A Mandan legislator said he’s glad the US Supreme Court will decide whether states can collect sales taxes from Internet retailers.
In a case called “Quill versus North Dakota,” the Court ruled against states collecting taxes from those Internet businesses. In its decision, the Court called collecting that sales tax for each individaul state "burdensome." Now, a South Dakota case will allow the Court to take another look.
Sen. Dwight Cook (R-Mandan) chairs the Senate Finance and Tax Committee. He authored a bill so if the Supreme Court overturned “Quill,” North Dakota would be ready to start collecting the taxes.
"I believe that if 'Quill v. North Dakota' would have been before the Court today, instead of in 1992, the Supreme Court would have ruled the opposite," Cook said. "They would not have ruled that forcing out of state sellers to collect sales tax is a burden, because the technology exists today, where it is no longer a burden."
Cook said he had hoped Congress would take up the issue – and pass a bill that has been in its hoppers for some time now.
"But I'm tired of waiting for Congress," Cook said.
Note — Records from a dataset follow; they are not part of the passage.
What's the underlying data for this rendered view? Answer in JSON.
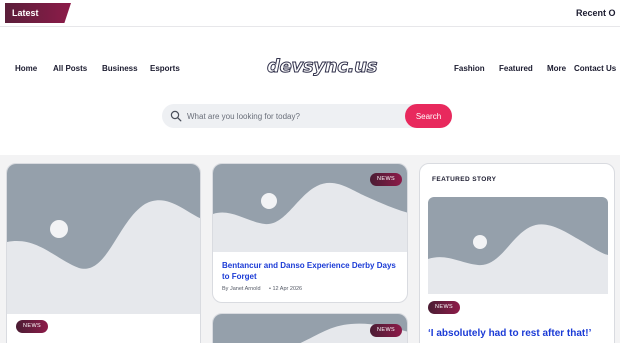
{
  "topbar": {
    "latest_label": "Latest Update",
    "recent_label": "Recent O"
  },
  "nav": {
    "left": [
      "Home",
      "All Posts",
      "Business",
      "Esports"
    ],
    "logo": "devsync.us",
    "right": [
      "Fashion",
      "Featured",
      "More",
      "Contact Us"
    ]
  },
  "search": {
    "placeholder": "What are you looking for today?",
    "button_label": "Search"
  },
  "posts": [
    {
      "badge": "NEWS"
    },
    {
      "badge": "NEWS",
      "title": "Bentancur and Danso Experience Derby Days to Forget",
      "author": "By Janet Arnold",
      "date": "• 12 Apr 2026"
    },
    {
      "badge": "NEWS"
    }
  ],
  "featured": {
    "label": "FEATURED STORY",
    "badge": "NEWS",
    "title": "‘I absolutely had to rest after that!’"
  },
  "colors": {
    "accent": "#e8295d",
    "badge": "#8d1b49",
    "link": "#1b3bd6",
    "placeholder": "#95a0ab"
  }
}
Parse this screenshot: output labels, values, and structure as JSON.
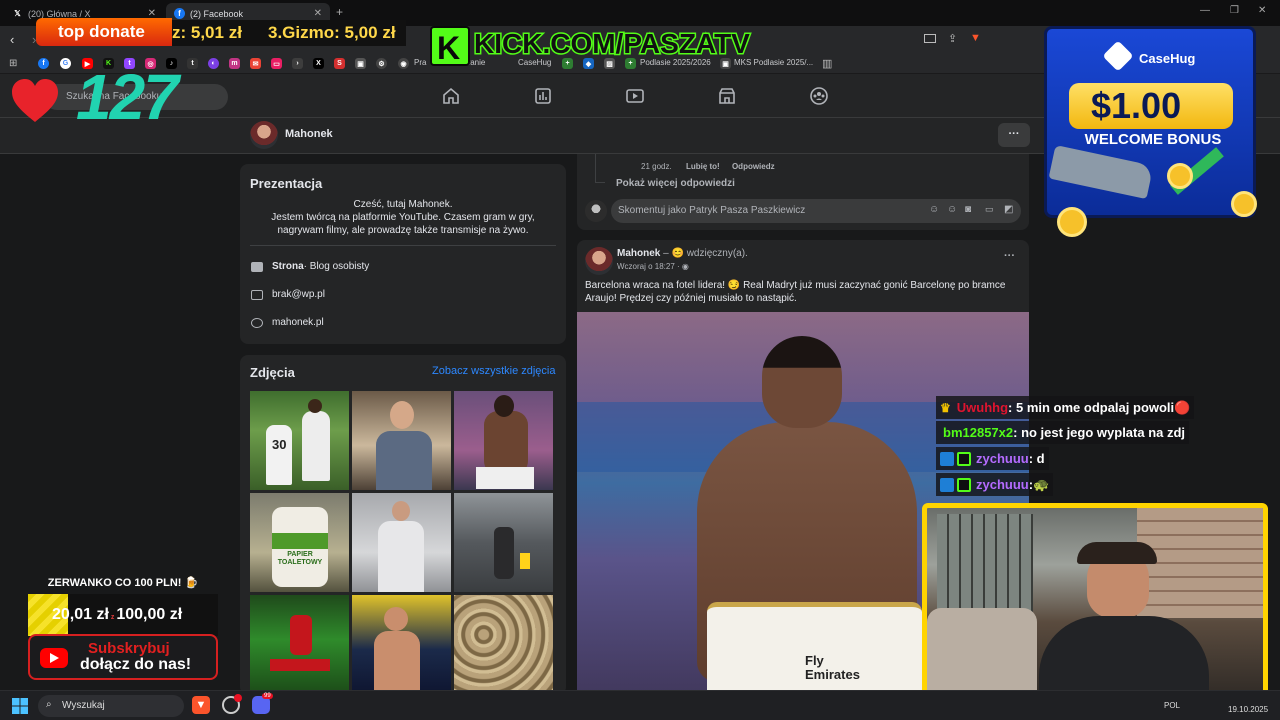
{
  "browser": {
    "tabs": [
      {
        "label": "(20) Główna / X",
        "icon": "x-logo-icon"
      },
      {
        "label": "(2) Facebook",
        "icon": "facebook-logo-icon"
      }
    ],
    "new_tab": "+",
    "url_visible": "KICK.COM/PASZATV",
    "bookmarks": [
      "Pra",
      "owanie",
      "CaseHug",
      "Podlasie 2025/2026",
      "MKS Podlasie 2025/..."
    ]
  },
  "facebook": {
    "search_placeholder": "Szukaj na Facebooku",
    "profile_name": "Mahonek",
    "more_button": "···",
    "intro": {
      "title": "Prezentacja",
      "bio": "Cześć, tutaj Mahonek.\nJestem twórcą na platformie YouTube. Czasem gram w gry, nagrywam filmy, ale prowadzę także transmisje na żywo.",
      "page_label": "Strona",
      "page_category": " · Blog osobisty",
      "email": "brak@wp.pl",
      "website": "mahonek.pl"
    },
    "photos": {
      "title": "Zdjęcia",
      "see_all": "Zobacz wszystkie zdjęcia",
      "thumb_texts": [
        "30",
        "PAPIER TOALETOWY"
      ]
    },
    "comment_tail": {
      "time": "21 godz.",
      "like": "Lubię to!",
      "reply": "Odpowiedz",
      "more_replies": "Pokaż więcej odpowiedzi",
      "comment_placeholder": "Skomentuj jako Patryk Pasza Paszkiewicz"
    },
    "post": {
      "author": "Mahonek",
      "feeling": " – 😊 wdzięczny(a).",
      "time": "Wczoraj o 18:27 · ",
      "text": "Barcelona wraca na fotel lidera! 😏 Real Madryt już musi zaczynać gonić Barcelonę po bramce Araujo!  Prędzej czy później musiało to nastąpić.",
      "shirt_text": "Fly Emirates"
    }
  },
  "overlay": {
    "donate_label": "top donate",
    "donors": [
      {
        "text": "z: 5,01 zł"
      },
      {
        "text": "3.Gizmo: 5,00 zł"
      }
    ],
    "likes_count": "127",
    "kick_url": "KICK.COM/PASZATV",
    "casehug": {
      "brand": "CaseHug",
      "amount": "$1.00",
      "bonus": "WELCOME BONUS"
    },
    "goal": {
      "title": "ZERWANKO CO 100 PLN! 🍺",
      "current": "20,01 zł",
      "sep": " z ",
      "target": "100,00 zł"
    },
    "subscribe": {
      "line1": "Subskrybuj",
      "line2": "dołącz do nas!"
    },
    "chat": [
      {
        "user": "Uwuhhg",
        "msg": ": 5 min ome odpalaj powoli ",
        "user_color": "#e0142e",
        "emoji": "🔴"
      },
      {
        "user": "bm12857x2",
        "msg": " : no jest jego wyplata na zdj",
        "user_color": "#53fc18",
        "emoji": ""
      },
      {
        "user": "zychuuu",
        "msg": " : d",
        "user_color": "#b46bff",
        "emoji": ""
      },
      {
        "user": "zychuuu",
        "msg": " : ",
        "user_color": "#b46bff",
        "emoji": "🐢"
      }
    ]
  },
  "taskbar": {
    "search_placeholder": "Wyszukaj",
    "lang": "POL",
    "date": "19.10.2025",
    "notification_count": "99"
  },
  "colors": {
    "kick_green": "#53fc18",
    "fb_blue": "#2d88ff",
    "likes_teal": "#21d3b0",
    "cam_border": "#ffd400"
  }
}
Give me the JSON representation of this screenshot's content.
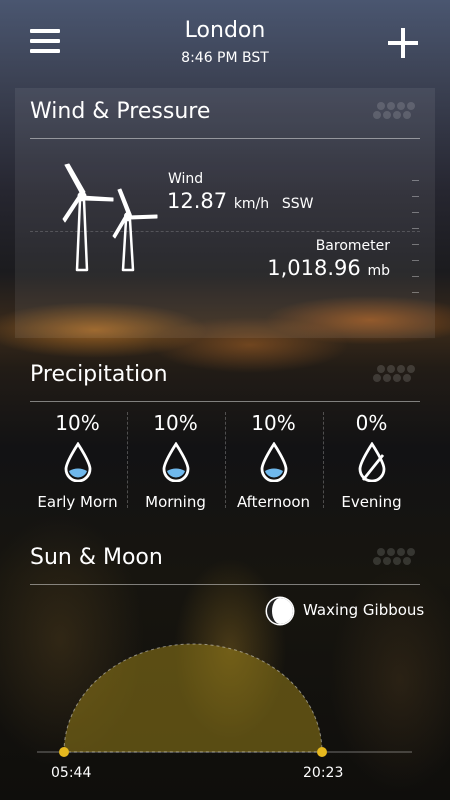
{
  "header": {
    "city": "London",
    "time": "8:46 PM BST",
    "menu_icon": "hamburger-menu-icon",
    "add_icon": "plus-icon"
  },
  "wind_pressure": {
    "title": "Wind & Pressure",
    "wind_label": "Wind",
    "wind_speed": "12.87",
    "wind_unit": "km/h",
    "wind_direction": "SSW",
    "barometer_label": "Barometer",
    "barometer_value": "1,018.96",
    "barometer_unit": "mb",
    "icon": "wind-turbine-icon"
  },
  "precipitation": {
    "title": "Precipitation",
    "periods": [
      {
        "percent": "10%",
        "label": "Early Morn",
        "icon": "raindrop-icon"
      },
      {
        "percent": "10%",
        "label": "Morning",
        "icon": "raindrop-icon"
      },
      {
        "percent": "10%",
        "label": "Afternoon",
        "icon": "raindrop-icon"
      },
      {
        "percent": "0%",
        "label": "Evening",
        "icon": "no-rain-drop-icon"
      }
    ]
  },
  "sun_moon": {
    "title": "Sun & Moon",
    "moon_phase": "Waxing Gibbous",
    "moon_icon": "moon-phase-icon",
    "sunrise": "05:44",
    "sunset": "20:23",
    "sun_arc_color": "#e6b81e"
  }
}
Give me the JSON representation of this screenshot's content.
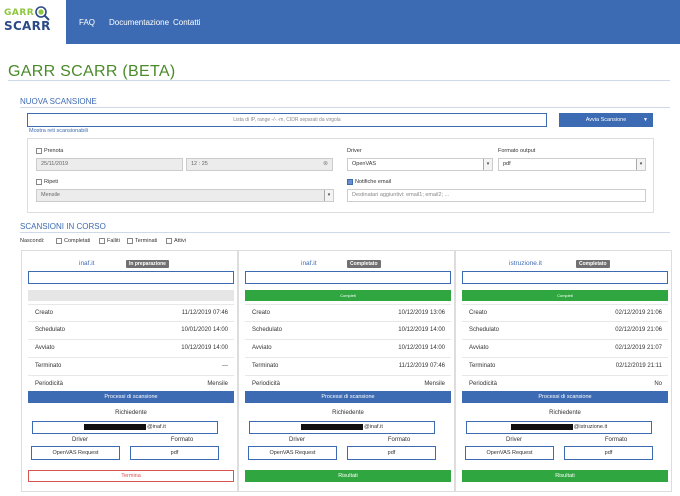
{
  "logo": {
    "line1": "GARR",
    "line2": "SCARR"
  },
  "nav": [
    {
      "label": "FAQ"
    },
    {
      "label": "Documentazione"
    },
    {
      "label": "Contatti"
    }
  ],
  "page_title": "GARR SCARR (BETA)",
  "new_scan": {
    "heading": "NUOVA SCANSIONE",
    "ip_placeholder": "Lista di IP, range -/-.-m, CIDR separati da virgola",
    "start_button": "Avvia Scansione",
    "show_networks_link": "Mostra reti scansionabili",
    "prenota_label": "Prenota",
    "date_value": "25/11/2019",
    "time_value": "12 : 25",
    "ripeti_label": "Ripeti",
    "repeat_value": "Mensile",
    "driver_label": "Driver",
    "driver_value": "OpenVAS",
    "format_label": "Formato output",
    "format_value": "pdf",
    "notify_label": "Notifiche email",
    "recipients_placeholder": "Destinatari aggiuntivi: email1; email2; ..."
  },
  "running": {
    "heading": "SCANSIONI IN CORSO",
    "hide_label": "Nascondi:",
    "filters": [
      "Completati",
      "Falliti",
      "Terminati",
      "Attivi"
    ]
  },
  "labels": {
    "created": "Creato",
    "scheduled": "Schedulato",
    "started": "Avviato",
    "ended": "Terminato",
    "periodicity": "Periodicità",
    "processes_button": "Processi di scansione",
    "requester": "Richiedente",
    "driver": "Driver",
    "format": "Formato"
  },
  "cards": [
    {
      "host": "inaf.it",
      "status": "In preparazione",
      "progress_label": "",
      "created": "11/12/2019 07:46",
      "scheduled": "10/01/2020 14:00",
      "started": "10/12/2019 14:00",
      "ended": "---",
      "periodicity": "Mensile",
      "requester_domain": "@inaf.it",
      "driver": "OpenVAS Request",
      "format": "pdf",
      "action": "Termina"
    },
    {
      "host": "inaf.it",
      "status": "Completato",
      "progress_label": "Completi",
      "created": "10/12/2019 13:06",
      "scheduled": "10/12/2019 14:00",
      "started": "10/12/2019 14:00",
      "ended": "11/12/2019 07:46",
      "periodicity": "Mensile",
      "requester_domain": "@inaf.it",
      "driver": "OpenVAS Request",
      "format": "pdf",
      "action": "Risultati"
    },
    {
      "host": "istruzione.it",
      "status": "Completato",
      "progress_label": "Completi",
      "created": "02/12/2019 21:06",
      "scheduled": "02/12/2019 21:06",
      "started": "02/12/2019 21:07",
      "ended": "02/12/2019 21:11",
      "periodicity": "No",
      "requester_domain": "@istruzione.it",
      "driver": "OpenVAS Request",
      "format": "pdf",
      "action": "Risultati"
    }
  ],
  "colors": {
    "brand_blue": "#3d6bb3",
    "title_green": "#4a8a2a",
    "success_green": "#2fa63f",
    "danger_red": "#d9534f",
    "badge_gray": "#707070"
  }
}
Mainstreet retailers say they have to collect the tax on their sales – and that gives the Internet firms an unfair advantage.